In an unfortunate turn of events, Lexi Thompson had a major stolen from her because of an overzealous viewer at home. This is not the first time viewers have called in penalties on professional golfers, but this begs the question, should it be allowed?
Lexi Thompson misplaced her ball after marking it and ended up signing a wrong scorecard, which the LPGA docked her 4-strokes for with six holes to go. With technology today, the officials used slow motion along with their video review, that showed her ball was clearly put down in a different spot. They had to slow it down so much because her balls moves maybe a fraction of an inch.
Maybe she moved her hand forward in the process of putting her hand down, but it is almost impossible to truly put your ball back in the exact same place it was. Sure with slow motion you can see every detail, but if the rules official didn’t see it at that time, what makes a man or women on their couch the right to make the call?
The first time this happened, was back in 1987 at the Andy Williams Open. Viewers notified officials that Craig Stadler had placed a towel underneath his knees while playing in dewy grass, which apparently is a penalty. He was later disqualified for signing an incorrect scorecard. *Players, as of 2016, are no longer disqualified for signing incorrect scorecards, and instead receive a two-stroke penalty.

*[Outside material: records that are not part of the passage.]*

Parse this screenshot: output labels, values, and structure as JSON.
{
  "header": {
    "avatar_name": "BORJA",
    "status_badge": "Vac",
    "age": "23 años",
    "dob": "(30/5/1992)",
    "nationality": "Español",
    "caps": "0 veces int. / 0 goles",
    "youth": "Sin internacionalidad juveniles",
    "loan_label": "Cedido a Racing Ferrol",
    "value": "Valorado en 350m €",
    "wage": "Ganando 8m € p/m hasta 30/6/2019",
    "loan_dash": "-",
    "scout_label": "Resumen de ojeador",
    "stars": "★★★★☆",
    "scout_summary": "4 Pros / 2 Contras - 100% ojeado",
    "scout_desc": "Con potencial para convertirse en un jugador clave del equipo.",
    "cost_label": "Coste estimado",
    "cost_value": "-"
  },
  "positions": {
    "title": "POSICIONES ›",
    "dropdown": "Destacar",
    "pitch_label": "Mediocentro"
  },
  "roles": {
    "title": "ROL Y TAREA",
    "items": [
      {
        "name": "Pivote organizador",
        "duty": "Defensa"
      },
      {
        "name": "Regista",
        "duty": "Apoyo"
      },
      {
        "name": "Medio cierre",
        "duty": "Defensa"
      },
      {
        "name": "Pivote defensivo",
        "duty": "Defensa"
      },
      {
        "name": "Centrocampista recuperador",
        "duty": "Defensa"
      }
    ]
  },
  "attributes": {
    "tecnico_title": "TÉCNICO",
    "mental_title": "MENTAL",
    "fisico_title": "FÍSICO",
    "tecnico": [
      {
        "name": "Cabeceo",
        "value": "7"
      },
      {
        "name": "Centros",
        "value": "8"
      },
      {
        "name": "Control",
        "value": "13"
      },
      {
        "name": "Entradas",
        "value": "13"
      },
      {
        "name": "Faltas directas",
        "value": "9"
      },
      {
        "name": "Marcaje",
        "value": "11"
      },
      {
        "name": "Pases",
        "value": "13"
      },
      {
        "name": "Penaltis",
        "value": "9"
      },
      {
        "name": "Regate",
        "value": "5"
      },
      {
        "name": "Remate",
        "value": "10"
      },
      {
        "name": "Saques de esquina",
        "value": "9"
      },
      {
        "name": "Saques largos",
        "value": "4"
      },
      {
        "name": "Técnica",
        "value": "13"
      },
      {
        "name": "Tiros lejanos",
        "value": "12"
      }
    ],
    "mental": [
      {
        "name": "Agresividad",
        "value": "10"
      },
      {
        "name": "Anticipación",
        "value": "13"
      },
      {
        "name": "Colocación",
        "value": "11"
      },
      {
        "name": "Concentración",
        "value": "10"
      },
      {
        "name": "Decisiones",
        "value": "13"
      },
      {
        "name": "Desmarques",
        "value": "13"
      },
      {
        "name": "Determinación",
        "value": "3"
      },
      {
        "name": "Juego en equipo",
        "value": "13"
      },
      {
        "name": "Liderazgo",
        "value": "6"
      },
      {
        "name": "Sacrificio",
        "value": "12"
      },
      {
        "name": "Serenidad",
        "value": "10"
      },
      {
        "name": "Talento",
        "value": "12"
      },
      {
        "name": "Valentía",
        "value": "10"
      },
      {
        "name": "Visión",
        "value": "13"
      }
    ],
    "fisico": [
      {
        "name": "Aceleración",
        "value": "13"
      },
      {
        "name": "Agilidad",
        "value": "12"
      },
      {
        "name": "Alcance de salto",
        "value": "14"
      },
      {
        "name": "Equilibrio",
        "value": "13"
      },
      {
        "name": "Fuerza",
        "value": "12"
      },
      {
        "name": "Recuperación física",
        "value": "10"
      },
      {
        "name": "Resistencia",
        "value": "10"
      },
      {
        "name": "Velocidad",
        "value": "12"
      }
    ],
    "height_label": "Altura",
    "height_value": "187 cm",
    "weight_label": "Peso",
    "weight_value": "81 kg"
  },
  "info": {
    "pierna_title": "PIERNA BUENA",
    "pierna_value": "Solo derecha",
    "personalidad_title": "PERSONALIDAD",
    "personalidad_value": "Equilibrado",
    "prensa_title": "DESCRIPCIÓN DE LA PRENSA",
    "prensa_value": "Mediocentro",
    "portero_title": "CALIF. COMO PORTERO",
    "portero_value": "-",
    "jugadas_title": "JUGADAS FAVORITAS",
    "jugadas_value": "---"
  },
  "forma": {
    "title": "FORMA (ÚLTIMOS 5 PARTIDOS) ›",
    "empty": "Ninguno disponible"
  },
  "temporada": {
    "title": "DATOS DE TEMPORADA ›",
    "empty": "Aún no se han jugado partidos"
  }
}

Padraig Harrington was in a similar position to Lexi Thompson in a European Tournament, when a viewer notified the officials that Harrigton’s ball moved when he marked it on the green. He was disqualified for not assessing himself a penalty and signing an incorrect scorecard.
Following the first round of the 2011 Tournament of Champions, a viewer called in a violation by Camilo Villegas. A TV viewer noticed Villegas had swatted away a few blades of grass while his ball was still moving and called in the penalty. What do you think happened next? He was DQ’d for signing an incorrect scorecard.
Last but not least, Tiger Woods was a victim of a viewers sense of entitlement. Tiger was assessed a two-stroke penalty, and nearly thrown out of the Masters Saturday round because a television viewer spotted him making an illegal drop on the 15th hole of Friday’s round and alerted the tournament. The decision took officials 16 hours to mull over and make a decision, when they finally decided to give Woods the penalty. He did not get DQ’d from the tournament because the officials took blame for the lengthy decision making. Woods started the day with a 3-shot lead and ended the major at T-5.
So, should viewers be able to make penalty calls on professionals? In a game of self policing and rules officials, does the game need people at home to pick up the slack or is this a flaw of the professional side to golf? In no other sport would they listen to someone on the sideline, even if they were right. That’s not the point. The point is, how can a professional sport be taken any less seriously, when they take penalty calls from viewers?